━━━ Data records ━━━
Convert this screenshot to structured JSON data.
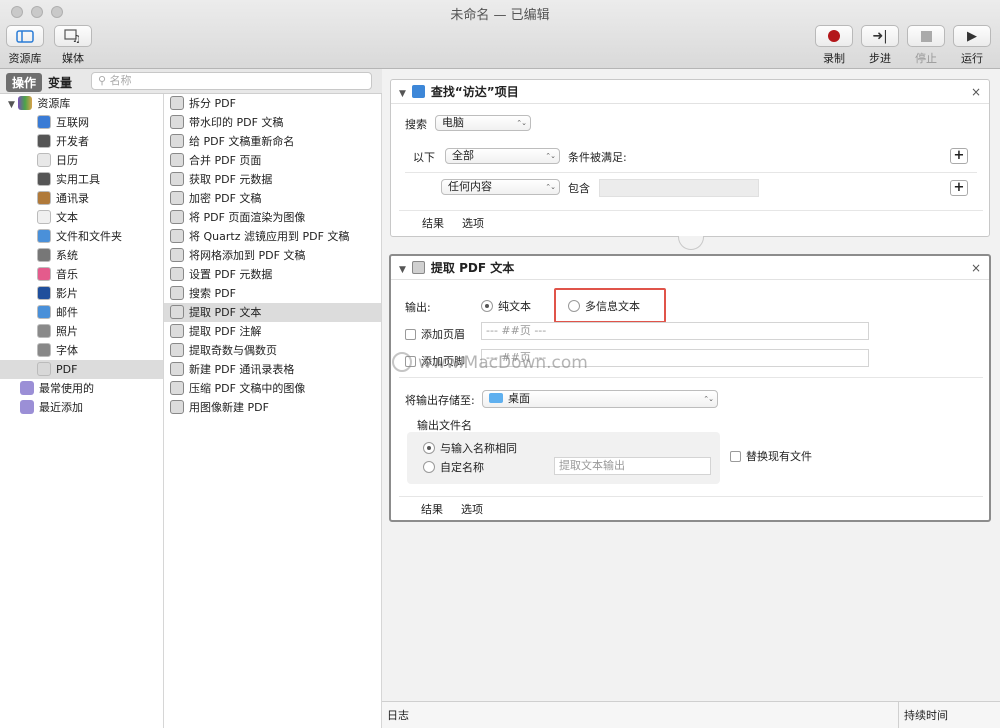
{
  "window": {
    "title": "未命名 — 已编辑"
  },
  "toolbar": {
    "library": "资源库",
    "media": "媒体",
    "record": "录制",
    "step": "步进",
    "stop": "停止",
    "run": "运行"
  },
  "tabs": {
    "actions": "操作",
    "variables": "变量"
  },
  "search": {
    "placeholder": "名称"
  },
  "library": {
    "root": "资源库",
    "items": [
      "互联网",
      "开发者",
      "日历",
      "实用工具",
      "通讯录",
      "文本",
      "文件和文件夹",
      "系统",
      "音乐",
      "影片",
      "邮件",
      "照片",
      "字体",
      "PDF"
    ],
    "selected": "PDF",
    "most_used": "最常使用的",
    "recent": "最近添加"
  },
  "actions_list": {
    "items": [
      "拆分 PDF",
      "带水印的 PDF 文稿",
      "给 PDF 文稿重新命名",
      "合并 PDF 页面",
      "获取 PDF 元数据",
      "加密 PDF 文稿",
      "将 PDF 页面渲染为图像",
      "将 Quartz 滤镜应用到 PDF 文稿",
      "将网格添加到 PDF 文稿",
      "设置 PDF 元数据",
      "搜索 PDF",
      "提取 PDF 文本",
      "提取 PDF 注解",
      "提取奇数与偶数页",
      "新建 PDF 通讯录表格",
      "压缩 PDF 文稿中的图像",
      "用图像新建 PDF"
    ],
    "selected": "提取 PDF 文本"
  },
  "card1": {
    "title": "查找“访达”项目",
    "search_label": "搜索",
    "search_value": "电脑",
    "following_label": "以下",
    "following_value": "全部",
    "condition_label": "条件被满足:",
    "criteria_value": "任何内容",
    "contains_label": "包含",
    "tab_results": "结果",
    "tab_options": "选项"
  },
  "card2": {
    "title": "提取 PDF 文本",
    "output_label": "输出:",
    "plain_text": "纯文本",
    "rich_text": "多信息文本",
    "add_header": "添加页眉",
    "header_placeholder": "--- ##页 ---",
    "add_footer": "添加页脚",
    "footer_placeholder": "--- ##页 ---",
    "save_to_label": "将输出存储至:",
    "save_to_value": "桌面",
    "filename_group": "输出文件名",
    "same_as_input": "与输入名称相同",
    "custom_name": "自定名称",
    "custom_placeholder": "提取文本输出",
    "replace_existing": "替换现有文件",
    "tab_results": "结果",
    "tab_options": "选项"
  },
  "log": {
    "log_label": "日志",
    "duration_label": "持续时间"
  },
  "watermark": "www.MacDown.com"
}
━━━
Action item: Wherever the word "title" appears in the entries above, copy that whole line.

Exercise output:
    "title": "未命名 — 已编辑"
    "title": "查找“访达”项目",
    "title": "提取 PDF 文本",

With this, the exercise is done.